## [Data records]

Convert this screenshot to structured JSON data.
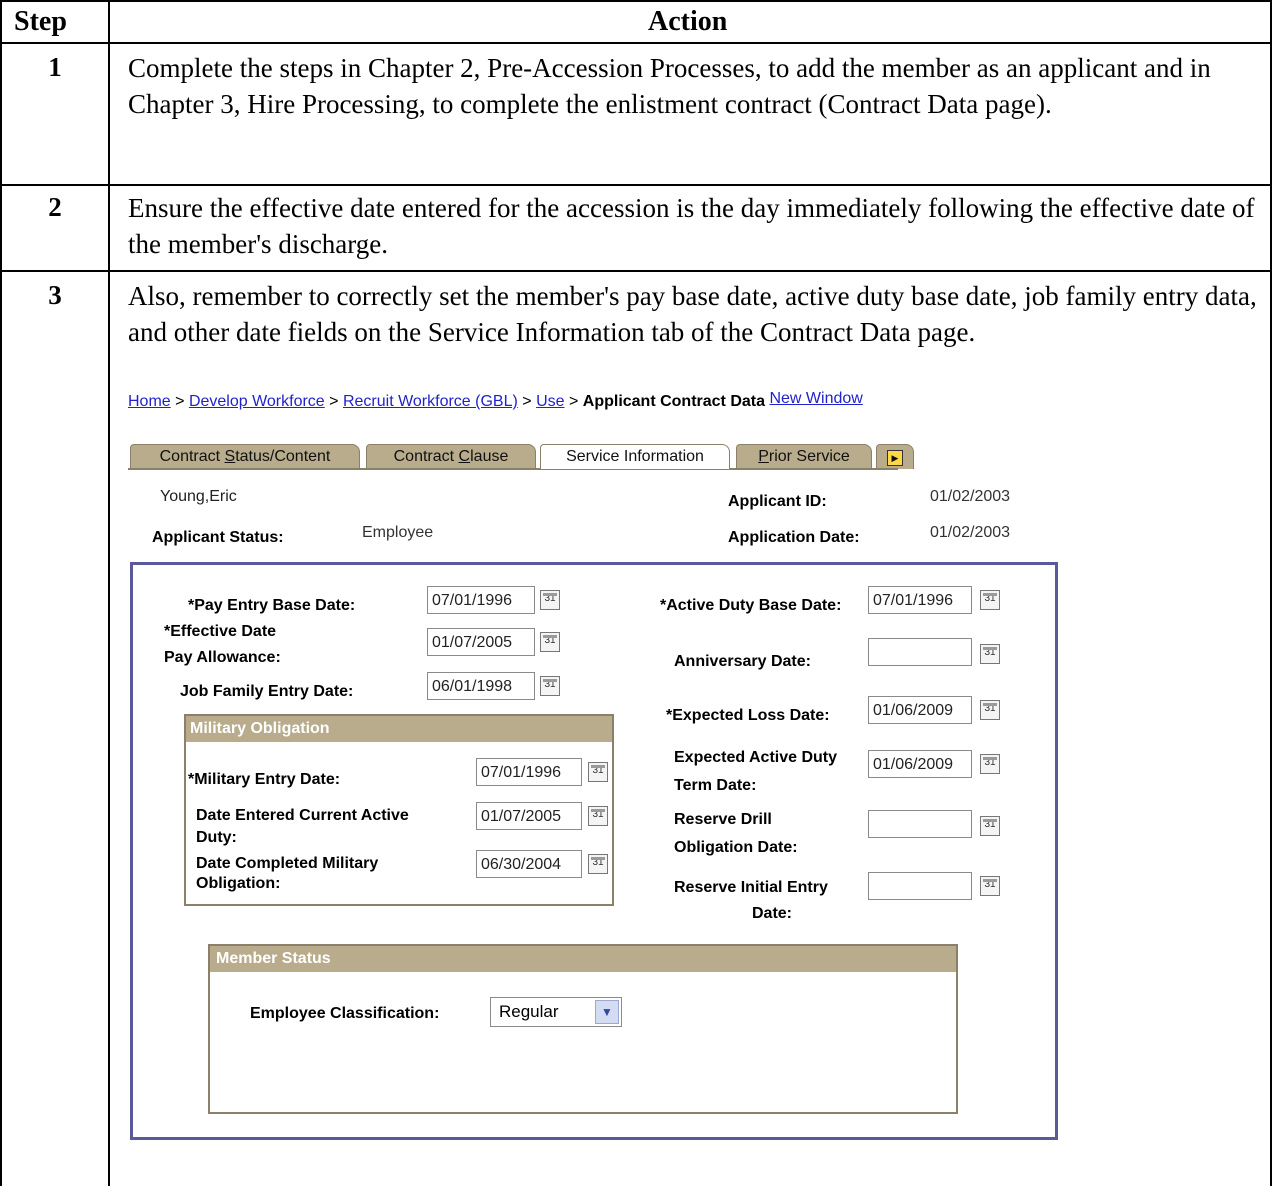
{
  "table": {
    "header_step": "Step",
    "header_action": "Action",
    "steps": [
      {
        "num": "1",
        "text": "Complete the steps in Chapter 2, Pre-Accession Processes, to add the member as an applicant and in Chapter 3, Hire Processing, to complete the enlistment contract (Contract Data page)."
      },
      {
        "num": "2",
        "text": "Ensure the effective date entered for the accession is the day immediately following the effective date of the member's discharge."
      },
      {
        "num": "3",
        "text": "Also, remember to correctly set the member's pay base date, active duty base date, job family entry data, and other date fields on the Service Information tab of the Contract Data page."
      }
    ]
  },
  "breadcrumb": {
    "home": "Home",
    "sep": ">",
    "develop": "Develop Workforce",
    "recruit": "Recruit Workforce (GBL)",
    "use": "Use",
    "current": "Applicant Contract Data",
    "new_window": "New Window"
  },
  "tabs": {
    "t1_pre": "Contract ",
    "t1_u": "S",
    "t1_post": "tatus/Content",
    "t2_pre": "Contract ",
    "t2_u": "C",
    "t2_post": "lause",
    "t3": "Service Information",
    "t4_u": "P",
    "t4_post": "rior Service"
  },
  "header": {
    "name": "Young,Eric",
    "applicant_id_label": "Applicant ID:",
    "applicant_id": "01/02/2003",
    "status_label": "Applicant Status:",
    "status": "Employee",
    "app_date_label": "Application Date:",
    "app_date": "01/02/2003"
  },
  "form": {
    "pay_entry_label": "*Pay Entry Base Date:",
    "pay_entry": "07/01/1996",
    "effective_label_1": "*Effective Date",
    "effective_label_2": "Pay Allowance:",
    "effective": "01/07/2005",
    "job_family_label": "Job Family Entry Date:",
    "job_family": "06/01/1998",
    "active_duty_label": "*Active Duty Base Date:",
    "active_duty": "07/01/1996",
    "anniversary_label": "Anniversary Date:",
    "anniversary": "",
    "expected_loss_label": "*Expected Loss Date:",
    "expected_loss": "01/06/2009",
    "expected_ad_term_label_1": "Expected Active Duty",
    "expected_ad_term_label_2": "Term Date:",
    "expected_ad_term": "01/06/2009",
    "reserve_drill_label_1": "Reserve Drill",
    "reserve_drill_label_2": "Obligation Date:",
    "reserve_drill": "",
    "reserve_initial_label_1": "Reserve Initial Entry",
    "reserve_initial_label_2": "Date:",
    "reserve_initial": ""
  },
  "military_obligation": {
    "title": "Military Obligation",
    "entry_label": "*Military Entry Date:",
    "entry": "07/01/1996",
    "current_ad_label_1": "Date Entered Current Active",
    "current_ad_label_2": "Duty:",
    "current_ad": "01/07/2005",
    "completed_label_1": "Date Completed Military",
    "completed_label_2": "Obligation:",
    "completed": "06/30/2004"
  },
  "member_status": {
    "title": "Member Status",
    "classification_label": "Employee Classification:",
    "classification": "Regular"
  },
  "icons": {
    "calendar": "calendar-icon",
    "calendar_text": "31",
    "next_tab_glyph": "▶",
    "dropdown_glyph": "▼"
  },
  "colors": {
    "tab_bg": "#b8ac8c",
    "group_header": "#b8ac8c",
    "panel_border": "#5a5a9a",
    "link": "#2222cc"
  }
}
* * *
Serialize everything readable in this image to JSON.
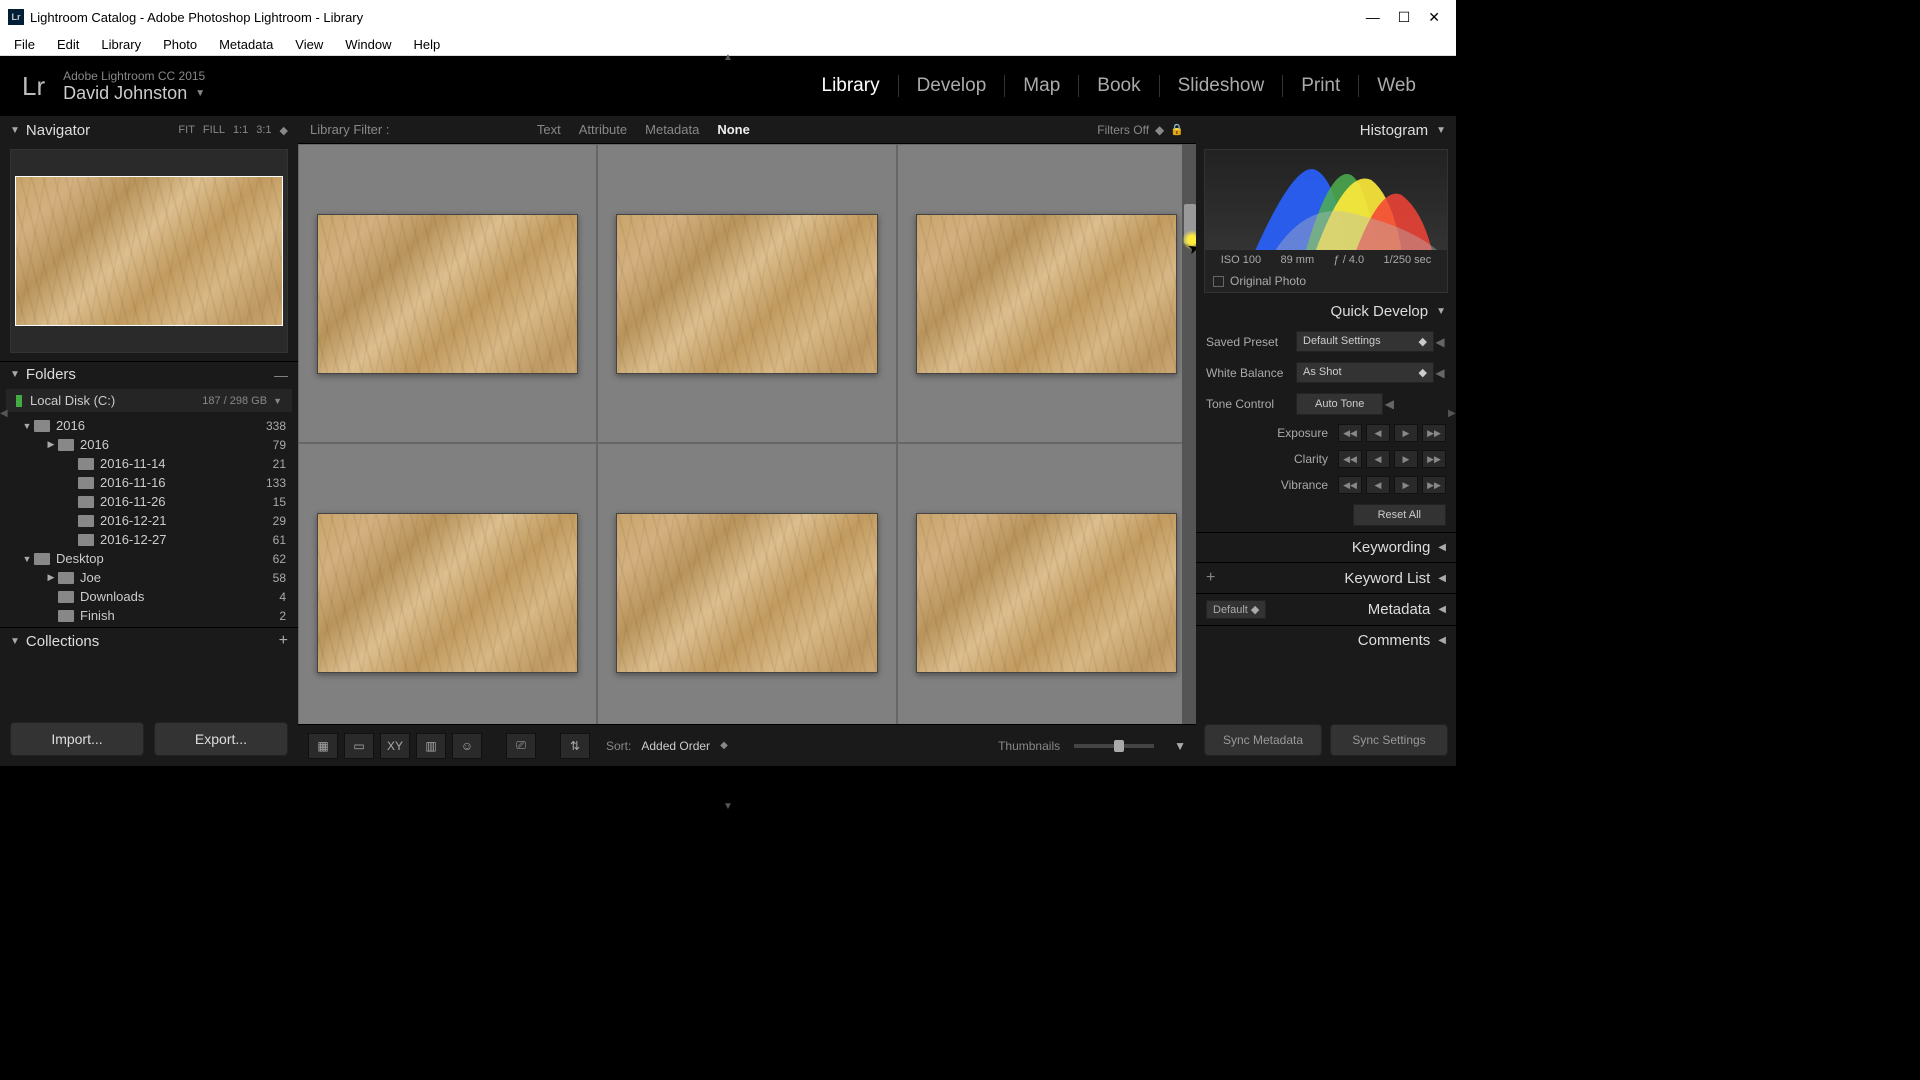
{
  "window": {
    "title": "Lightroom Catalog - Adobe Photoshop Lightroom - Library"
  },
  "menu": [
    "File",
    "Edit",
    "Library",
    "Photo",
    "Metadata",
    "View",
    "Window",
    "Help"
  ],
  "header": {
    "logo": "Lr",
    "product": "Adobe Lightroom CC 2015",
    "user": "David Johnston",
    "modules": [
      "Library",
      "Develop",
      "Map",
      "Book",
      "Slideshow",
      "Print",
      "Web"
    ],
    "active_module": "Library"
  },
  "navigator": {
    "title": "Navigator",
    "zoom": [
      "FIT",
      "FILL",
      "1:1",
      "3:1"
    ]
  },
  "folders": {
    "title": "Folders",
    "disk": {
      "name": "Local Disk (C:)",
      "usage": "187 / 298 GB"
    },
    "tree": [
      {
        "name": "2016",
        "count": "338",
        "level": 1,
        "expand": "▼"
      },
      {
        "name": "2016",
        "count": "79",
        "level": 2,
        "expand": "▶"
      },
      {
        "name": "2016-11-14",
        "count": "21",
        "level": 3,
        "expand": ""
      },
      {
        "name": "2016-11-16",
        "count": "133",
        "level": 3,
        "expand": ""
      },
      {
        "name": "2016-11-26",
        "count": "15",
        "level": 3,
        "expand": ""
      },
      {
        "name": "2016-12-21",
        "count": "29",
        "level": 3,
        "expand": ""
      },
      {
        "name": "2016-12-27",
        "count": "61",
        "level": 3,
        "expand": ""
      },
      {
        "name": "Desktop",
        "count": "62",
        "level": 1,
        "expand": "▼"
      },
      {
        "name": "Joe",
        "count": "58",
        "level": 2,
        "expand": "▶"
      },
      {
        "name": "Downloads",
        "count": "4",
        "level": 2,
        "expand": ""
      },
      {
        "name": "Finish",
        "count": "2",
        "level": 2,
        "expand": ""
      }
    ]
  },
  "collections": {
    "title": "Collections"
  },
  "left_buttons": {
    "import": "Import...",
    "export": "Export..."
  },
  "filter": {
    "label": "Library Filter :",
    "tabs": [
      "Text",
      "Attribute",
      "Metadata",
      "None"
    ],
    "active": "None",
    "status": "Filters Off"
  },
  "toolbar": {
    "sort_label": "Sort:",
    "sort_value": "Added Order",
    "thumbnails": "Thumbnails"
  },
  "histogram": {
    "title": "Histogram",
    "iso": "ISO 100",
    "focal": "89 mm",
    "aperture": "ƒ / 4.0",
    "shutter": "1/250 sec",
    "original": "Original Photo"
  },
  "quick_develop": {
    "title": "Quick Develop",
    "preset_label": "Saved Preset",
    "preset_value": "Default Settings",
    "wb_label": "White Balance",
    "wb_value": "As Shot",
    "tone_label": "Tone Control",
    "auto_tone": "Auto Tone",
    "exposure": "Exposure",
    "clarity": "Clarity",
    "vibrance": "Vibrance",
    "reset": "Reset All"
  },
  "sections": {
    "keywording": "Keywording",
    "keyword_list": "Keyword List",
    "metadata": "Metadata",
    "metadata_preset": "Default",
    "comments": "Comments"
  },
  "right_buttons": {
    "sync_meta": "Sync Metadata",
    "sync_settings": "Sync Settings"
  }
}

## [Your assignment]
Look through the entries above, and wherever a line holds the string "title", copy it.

## [Exercise result]
    "title": "Military Obligation",
    "title": "Member Status",
    "title": "Lightroom Catalog - Adobe Photoshop Lightroom - Library"
    "title": "Navigator",
    "title": "Folders",
    "title": "Collections"
    "title": "Histogram",
    "title": "Quick Develop",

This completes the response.